Meanwhile, the finale pays off a subplot that has been tucked so incongruously into the background of the show that I haven’t even mentioned it in these recaps. Skyler’s sister, Marie, is a kleptomaniac, and she makes the mistake of giving a purloined white-gold baby tiara to Skyler at her shower. Horrified by the idea of putting this uncomfortable trinket on her baby’s head, Skyler attempts to return the tiara to the store and gets nabbed for shoplifting. Though she manages to fake her way out of this humiliating ordeal, Skyler is furious at Marie and wants to ask her the obvious question: Why would she do such a thing?
Skyler knows the answer to that question because she asked it in a different context earlier in the episode. At the school to discuss the missing lab equipment, Walt’s criminality again becomes an aphrodisiac, just as it had in the pilot when he negotiated a non-missionary session with his wife. After Walt runs his hand up Skyler’s leg during the meeting, the two wind up having sex in the high-school parking lot like randy teenagers. “Where did that come from, and why was it so damn good?” Skyler asks. “Because it was illegal,” Walt replies. It’s really as simple as that: For Walt and Marie, and even for Skyler in this moment, doing something wrong and getting away with it packs an illicit thrill that can be as addicting as a meth high. Walt and Marie are bored with their conventional lives, and now they’re chasing the rush.
In Walt’s case, though, the rush chases back. Walt and Jesse’s final encounter with Tuco at the junkyard feels like the “To be continued …” moment that it is thanks to the abruptly shortened season. Yet it ends on the right note, with Tuco committing an act of violence so vicious that Walt and Jesse are left paralyzed in shock. It’s like the famous “funny guy” scene in GoodFellas, if Joe Pesci’s hot-tempered gangster weren’t pranking his buddy. All it takes is one seemingly rote threat (“Just remember who you’re working for”) for Tuco to beat his own henchman unconscious. Maybe that bump from Walt’s new-and-improved blue formula put him over the edge.

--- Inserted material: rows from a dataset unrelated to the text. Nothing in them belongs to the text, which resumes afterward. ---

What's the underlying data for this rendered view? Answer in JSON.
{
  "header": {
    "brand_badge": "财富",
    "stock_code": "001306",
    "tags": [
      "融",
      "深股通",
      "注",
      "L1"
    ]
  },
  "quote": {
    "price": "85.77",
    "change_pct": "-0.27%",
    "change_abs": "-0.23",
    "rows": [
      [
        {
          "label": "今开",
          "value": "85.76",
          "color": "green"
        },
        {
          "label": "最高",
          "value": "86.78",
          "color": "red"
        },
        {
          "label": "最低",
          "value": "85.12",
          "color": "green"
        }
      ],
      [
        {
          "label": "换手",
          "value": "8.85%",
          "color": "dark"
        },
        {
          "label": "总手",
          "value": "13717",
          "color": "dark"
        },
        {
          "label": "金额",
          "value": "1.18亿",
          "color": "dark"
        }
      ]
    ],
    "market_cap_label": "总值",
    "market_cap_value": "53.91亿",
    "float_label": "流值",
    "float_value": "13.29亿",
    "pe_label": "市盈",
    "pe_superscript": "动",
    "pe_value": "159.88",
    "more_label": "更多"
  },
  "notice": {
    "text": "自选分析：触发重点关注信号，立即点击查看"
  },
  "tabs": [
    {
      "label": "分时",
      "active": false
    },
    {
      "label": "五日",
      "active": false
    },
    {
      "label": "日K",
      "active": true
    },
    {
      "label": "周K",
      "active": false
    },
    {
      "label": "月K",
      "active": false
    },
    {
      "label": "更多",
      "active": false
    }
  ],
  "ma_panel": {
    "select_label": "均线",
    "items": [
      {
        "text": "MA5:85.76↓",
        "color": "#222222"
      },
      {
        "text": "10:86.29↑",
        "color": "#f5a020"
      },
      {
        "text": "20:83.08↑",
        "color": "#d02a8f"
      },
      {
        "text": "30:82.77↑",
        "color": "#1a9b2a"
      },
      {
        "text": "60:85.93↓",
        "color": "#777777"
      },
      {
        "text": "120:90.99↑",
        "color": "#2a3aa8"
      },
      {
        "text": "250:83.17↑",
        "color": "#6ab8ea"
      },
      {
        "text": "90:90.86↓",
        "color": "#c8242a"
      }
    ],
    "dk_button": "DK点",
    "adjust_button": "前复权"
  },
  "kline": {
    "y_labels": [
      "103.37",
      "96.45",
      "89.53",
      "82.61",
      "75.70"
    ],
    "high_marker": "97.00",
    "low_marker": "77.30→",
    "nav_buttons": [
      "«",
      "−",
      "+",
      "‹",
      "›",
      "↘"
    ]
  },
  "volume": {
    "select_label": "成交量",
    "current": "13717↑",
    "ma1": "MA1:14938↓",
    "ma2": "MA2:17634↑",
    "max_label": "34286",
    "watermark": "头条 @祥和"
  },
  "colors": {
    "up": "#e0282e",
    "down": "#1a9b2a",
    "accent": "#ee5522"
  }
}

Whatever the case, the first season ends with these partners giving the fullest glimpse yet into the business they’ve entered. What will they have to do to survive?

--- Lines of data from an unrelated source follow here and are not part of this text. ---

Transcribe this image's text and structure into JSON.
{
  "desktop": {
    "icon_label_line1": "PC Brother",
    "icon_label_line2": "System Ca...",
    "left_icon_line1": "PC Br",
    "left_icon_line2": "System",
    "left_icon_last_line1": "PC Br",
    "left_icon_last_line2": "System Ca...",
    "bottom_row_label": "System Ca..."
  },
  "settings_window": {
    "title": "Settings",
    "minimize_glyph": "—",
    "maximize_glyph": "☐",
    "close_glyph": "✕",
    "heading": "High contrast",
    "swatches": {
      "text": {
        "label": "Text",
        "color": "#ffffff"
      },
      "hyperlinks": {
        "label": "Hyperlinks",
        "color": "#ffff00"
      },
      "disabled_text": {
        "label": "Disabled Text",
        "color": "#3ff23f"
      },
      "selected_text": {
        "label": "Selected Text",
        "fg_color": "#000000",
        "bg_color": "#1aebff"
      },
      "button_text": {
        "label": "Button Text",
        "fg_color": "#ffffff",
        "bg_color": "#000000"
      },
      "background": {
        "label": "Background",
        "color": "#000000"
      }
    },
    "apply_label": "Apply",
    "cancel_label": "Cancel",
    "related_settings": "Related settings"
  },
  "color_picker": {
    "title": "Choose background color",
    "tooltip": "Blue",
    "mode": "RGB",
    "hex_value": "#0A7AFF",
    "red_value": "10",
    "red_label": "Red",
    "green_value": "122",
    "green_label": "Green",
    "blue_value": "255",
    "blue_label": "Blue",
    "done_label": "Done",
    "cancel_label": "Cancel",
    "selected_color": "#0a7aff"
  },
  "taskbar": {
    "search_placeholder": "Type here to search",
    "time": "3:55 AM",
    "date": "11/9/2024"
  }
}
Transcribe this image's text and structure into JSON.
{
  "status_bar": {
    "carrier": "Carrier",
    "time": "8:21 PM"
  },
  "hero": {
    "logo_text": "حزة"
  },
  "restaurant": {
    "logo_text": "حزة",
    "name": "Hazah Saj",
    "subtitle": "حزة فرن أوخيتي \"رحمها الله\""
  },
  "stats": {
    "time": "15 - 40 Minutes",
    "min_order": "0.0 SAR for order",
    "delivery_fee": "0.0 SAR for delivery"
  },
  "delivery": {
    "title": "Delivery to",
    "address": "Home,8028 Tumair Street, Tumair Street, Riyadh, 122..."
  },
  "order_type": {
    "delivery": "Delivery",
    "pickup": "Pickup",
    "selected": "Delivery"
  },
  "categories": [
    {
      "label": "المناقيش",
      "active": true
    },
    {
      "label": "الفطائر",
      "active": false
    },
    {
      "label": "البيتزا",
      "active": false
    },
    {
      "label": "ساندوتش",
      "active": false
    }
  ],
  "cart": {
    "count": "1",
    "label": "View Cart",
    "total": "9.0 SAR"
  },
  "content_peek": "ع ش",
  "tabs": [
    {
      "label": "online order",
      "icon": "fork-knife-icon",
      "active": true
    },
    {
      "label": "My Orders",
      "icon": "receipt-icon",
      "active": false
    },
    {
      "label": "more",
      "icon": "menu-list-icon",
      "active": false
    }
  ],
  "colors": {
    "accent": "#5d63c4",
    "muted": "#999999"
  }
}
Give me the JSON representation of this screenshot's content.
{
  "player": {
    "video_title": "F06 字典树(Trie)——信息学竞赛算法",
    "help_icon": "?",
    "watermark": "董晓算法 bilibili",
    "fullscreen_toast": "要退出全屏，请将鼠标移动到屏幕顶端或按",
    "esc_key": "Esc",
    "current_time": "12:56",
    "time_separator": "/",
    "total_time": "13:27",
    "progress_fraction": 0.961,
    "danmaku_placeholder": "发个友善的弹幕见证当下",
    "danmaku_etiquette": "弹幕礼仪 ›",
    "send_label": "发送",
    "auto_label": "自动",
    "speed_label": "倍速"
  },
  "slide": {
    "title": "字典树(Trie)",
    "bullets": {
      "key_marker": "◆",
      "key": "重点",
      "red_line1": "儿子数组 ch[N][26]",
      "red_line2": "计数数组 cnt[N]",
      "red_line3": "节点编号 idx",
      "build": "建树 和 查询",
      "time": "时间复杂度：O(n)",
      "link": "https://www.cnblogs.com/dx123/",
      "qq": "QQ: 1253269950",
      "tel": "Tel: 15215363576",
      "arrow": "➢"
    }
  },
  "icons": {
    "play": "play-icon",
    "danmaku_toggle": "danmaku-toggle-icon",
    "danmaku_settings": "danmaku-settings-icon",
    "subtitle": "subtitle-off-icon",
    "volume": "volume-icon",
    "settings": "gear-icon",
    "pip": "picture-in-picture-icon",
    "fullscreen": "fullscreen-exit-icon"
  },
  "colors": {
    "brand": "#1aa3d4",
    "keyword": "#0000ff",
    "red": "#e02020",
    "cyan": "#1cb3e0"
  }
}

Acids and Bases
• There’s no overlooking the callousness of Walt getting frisky during a meeting about the janitor fired for his crime — a janitor who had cleaned up his vomit and sent him back along to class no less.

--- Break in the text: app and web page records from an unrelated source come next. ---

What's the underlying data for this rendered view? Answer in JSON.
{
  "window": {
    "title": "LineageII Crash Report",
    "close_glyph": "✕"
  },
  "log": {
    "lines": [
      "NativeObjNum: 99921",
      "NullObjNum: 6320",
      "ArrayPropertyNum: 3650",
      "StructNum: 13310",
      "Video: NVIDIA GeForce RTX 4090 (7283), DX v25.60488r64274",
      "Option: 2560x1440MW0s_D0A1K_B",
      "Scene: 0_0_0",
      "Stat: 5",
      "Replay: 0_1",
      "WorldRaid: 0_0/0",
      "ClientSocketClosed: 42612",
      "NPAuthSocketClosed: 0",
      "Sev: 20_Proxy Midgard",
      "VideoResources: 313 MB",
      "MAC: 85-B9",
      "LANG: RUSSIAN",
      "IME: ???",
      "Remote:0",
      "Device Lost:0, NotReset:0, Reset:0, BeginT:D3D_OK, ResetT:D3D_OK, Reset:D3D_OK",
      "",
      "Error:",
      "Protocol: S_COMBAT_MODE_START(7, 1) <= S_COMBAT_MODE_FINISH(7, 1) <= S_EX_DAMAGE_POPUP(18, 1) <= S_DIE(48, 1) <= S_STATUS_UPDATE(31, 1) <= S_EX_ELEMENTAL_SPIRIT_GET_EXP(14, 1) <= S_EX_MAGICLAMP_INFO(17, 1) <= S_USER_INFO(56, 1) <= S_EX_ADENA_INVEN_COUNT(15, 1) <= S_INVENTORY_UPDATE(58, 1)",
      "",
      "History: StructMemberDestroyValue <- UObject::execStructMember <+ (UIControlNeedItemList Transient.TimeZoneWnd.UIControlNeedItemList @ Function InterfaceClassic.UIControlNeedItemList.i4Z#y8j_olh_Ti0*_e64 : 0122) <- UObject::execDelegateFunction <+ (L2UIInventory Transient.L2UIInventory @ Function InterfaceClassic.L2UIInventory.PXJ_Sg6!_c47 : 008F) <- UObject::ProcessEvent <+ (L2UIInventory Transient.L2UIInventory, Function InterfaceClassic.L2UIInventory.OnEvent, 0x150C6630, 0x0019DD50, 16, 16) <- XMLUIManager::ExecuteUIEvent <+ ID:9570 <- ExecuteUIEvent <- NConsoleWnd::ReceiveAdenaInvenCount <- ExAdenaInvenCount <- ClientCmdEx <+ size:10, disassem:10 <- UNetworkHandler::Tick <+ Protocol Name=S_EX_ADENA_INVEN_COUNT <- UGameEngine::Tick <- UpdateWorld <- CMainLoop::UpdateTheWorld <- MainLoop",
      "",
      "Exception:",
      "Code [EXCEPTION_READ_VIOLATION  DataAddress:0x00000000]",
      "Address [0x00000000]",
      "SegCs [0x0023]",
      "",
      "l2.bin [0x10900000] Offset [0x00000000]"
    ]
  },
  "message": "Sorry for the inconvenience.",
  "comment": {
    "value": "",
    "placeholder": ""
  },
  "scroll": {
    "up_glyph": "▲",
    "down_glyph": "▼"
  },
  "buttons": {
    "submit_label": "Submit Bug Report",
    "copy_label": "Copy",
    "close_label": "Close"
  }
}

• All the business with the Realtor trying to sell Jesse’s home is a good example of the show’s strong sense of humor and irony. “Just imagine all the things you could do down here,” the Realtor says of the basement. Indeed, the possibilities are endless.
• Also funny is Jesse pointing out the absurdity of doing drug business at a junkyard, which is exactly the sort of thing we expect from a TV show. (“This is, like, a non-criminal’s idea of a drug meet.”)
• Walt’s contempt for Hank comes through powerfully in a scene in which Hank breaks out Cuban cigars, flouting the law on Walt’s back porch while enforcing drug laws that seem arbitrarily applied: “Who knows what will be legal next year?”
• Biggest laugh of the episode is Skyler accusing the manager of holding her in a “dank storeroom.” “This is my office!” he replies.